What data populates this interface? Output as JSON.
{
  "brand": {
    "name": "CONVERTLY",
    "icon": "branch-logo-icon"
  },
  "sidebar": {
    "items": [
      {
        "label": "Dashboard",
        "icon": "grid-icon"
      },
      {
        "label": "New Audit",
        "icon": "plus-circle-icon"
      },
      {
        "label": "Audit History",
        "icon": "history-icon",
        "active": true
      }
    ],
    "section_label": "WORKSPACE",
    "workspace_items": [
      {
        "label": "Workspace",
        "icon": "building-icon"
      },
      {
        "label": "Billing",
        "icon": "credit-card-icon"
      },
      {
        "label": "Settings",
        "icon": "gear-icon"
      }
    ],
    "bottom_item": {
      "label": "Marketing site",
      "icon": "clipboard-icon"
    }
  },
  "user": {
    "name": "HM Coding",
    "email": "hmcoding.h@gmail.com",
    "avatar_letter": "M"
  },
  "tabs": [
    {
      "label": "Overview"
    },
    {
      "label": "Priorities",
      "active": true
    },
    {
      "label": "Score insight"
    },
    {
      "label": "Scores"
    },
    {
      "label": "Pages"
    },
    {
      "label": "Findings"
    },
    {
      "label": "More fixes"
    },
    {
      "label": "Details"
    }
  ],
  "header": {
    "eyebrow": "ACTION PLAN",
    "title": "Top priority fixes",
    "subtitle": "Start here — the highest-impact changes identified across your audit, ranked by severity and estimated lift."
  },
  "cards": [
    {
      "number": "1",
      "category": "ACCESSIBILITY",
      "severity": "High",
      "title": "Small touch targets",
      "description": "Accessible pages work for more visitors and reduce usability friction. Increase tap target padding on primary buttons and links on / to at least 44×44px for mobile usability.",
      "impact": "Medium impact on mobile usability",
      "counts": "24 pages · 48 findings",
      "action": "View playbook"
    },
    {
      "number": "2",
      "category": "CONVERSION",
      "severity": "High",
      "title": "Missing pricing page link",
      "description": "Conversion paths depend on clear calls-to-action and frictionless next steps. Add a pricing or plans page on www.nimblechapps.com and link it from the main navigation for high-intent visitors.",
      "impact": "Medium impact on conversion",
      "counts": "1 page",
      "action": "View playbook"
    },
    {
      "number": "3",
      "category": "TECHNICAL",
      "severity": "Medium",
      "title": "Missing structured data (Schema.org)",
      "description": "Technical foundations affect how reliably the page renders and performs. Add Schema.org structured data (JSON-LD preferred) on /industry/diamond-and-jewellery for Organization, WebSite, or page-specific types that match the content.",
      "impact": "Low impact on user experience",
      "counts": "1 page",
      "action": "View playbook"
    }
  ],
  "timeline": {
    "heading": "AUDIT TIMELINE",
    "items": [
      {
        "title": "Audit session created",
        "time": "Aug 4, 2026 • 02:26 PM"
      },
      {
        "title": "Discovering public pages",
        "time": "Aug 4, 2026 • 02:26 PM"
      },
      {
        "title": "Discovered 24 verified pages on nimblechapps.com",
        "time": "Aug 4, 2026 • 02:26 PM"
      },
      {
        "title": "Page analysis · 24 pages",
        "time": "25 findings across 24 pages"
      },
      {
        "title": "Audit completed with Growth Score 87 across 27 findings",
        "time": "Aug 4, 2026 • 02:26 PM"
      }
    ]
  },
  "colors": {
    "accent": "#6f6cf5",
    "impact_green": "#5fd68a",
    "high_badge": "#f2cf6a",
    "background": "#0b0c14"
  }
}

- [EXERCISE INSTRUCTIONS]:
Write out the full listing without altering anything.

- [OUTPUT OF THE TASK]:
What data populates this interface? Output as JSON.
{
  "brand": {
    "name": "CONVERTLY",
    "icon": "branch-logo-icon"
  },
  "sidebar": {
    "items": [
      {
        "label": "Dashboard",
        "icon": "grid-icon"
      },
      {
        "label": "New Audit",
        "icon": "plus-circle-icon"
      },
      {
        "label": "Audit History",
        "icon": "history-icon",
        "active": true
      }
    ],
    "section_label": "WORKSPACE",
    "workspace_items": [
      {
        "label": "Workspace",
        "icon": "building-icon"
      },
      {
        "label": "Billing",
        "icon": "credit-card-icon"
      },
      {
        "label": "Settings",
        "icon": "gear-icon"
      }
    ],
    "bottom_item": {
      "label": "Marketing site",
      "icon": "clipboard-icon"
    }
  },
  "user": {
    "name": "HM Coding",
    "email": "hmcoding.h@gmail.com",
    "avatar_letter": "M"
  },
  "tabs": [
    {
      "label": "Overview"
    },
    {
      "label": "Priorities",
      "active": true
    },
    {
      "label": "Score insight"
    },
    {
      "label": "Scores"
    },
    {
      "label": "Pages"
    },
    {
      "label": "Findings"
    },
    {
      "label": "More fixes"
    },
    {
      "label": "Details"
    }
  ],
  "header": {
    "eyebrow": "ACTION PLAN",
    "title": "Top priority fixes",
    "subtitle": "Start here — the highest-impact changes identified across your audit, ranked by severity and estimated lift."
  },
  "cards": [
    {
      "number": "1",
      "category": "ACCESSIBILITY",
      "severity": "High",
      "title": "Small touch targets",
      "description": "Accessible pages work for more visitors and reduce usability friction. Increase tap target padding on primary buttons and links on / to at least 44×44px for mobile usability.",
      "impact": "Medium impact on mobile usability",
      "counts": "24 pages · 48 findings",
      "action": "View playbook"
    },
    {
      "number": "2",
      "category": "CONVERSION",
      "severity": "High",
      "title": "Missing pricing page link",
      "description": "Conversion paths depend on clear calls-to-action and frictionless next steps. Add a pricing or plans page on www.nimblechapps.com and link it from the main navigation for high-intent visitors.",
      "impact": "Medium impact on conversion",
      "counts": "1 page",
      "action": "View playbook"
    },
    {
      "number": "3",
      "category": "TECHNICAL",
      "severity": "Medium",
      "title": "Missing structured data (Schema.org)",
      "description": "Technical foundations affect how reliably the page renders and performs. Add Schema.org structured data (JSON-LD preferred) on /industry/diamond-and-jewellery for Organization, WebSite, or page-specific types that match the content.",
      "impact": "Low impact on user experience",
      "counts": "1 page",
      "action": "View playbook"
    }
  ],
  "timeline": {
    "heading": "AUDIT TIMELINE",
    "items": [
      {
        "title": "Audit session created",
        "time": "Aug 4, 2026 • 02:26 PM"
      },
      {
        "title": "Discovering public pages",
        "time": "Aug 4, 2026 • 02:26 PM"
      },
      {
        "title": "Discovered 24 verified pages on nimblechapps.com",
        "time": "Aug 4, 2026 • 02:26 PM"
      },
      {
        "title": "Page analysis · 24 pages",
        "time": "25 findings across 24 pages"
      },
      {
        "title": "Audit completed with Growth Score 87 across 27 findings",
        "time": "Aug 4, 2026 • 02:26 PM"
      }
    ]
  },
  "colors": {
    "accent": "#6f6cf5",
    "impact_green": "#5fd68a",
    "high_badge": "#f2cf6a",
    "background": "#0b0c14"
  }
}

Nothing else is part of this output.